What you have to do -> Determine the number of lines in these entries that hold the word "Defaults". Give the number and nothing more.

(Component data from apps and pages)
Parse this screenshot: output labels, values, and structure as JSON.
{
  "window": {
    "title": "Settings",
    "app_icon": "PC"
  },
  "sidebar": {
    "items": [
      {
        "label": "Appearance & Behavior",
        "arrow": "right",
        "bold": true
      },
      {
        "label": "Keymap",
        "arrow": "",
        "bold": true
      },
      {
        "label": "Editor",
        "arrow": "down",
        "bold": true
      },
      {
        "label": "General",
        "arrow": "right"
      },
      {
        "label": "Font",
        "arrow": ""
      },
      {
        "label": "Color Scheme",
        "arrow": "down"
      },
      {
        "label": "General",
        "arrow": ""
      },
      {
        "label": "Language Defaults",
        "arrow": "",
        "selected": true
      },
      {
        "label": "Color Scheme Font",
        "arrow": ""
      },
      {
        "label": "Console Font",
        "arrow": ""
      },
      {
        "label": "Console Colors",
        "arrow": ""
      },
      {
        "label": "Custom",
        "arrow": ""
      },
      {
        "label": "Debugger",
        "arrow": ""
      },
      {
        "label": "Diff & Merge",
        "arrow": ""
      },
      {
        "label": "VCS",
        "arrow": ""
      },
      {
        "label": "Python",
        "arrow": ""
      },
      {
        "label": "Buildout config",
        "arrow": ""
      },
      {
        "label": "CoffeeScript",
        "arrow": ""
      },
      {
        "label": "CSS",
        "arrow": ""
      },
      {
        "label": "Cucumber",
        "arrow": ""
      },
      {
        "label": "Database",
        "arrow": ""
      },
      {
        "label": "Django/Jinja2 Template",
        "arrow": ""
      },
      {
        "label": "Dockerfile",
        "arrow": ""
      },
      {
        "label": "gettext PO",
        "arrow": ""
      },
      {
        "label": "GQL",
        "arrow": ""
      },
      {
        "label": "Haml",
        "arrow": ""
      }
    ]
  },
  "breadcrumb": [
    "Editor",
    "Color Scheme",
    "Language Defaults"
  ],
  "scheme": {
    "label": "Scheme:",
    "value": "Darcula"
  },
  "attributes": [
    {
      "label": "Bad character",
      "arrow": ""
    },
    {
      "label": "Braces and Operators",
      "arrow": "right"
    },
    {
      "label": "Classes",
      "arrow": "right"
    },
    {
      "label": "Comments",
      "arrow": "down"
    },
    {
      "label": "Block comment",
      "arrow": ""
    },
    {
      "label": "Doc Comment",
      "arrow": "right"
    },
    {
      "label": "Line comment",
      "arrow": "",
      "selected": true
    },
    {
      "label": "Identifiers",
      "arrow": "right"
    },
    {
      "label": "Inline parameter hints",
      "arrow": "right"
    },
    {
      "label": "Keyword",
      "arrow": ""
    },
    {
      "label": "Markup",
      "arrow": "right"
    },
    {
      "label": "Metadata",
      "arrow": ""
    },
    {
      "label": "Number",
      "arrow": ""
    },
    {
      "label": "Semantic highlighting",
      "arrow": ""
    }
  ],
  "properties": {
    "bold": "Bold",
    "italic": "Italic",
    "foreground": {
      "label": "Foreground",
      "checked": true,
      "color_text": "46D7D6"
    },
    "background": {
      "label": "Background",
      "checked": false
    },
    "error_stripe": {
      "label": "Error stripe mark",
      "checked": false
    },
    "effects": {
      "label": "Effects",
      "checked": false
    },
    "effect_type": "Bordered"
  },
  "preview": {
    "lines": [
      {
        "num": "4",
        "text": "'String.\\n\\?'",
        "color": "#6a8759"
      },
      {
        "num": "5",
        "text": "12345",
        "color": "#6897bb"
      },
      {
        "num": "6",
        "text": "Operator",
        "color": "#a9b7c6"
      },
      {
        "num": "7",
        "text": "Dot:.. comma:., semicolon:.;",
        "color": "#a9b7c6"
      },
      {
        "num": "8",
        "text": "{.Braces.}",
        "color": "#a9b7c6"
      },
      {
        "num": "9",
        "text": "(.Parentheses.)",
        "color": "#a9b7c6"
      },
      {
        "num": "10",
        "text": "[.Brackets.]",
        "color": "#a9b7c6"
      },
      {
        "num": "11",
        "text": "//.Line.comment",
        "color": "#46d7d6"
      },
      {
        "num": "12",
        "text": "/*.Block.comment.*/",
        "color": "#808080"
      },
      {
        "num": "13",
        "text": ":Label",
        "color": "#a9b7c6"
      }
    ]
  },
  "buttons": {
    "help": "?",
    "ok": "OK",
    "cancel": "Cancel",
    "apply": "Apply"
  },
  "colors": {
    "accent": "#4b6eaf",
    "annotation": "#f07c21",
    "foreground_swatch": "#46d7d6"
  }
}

Reply -> 2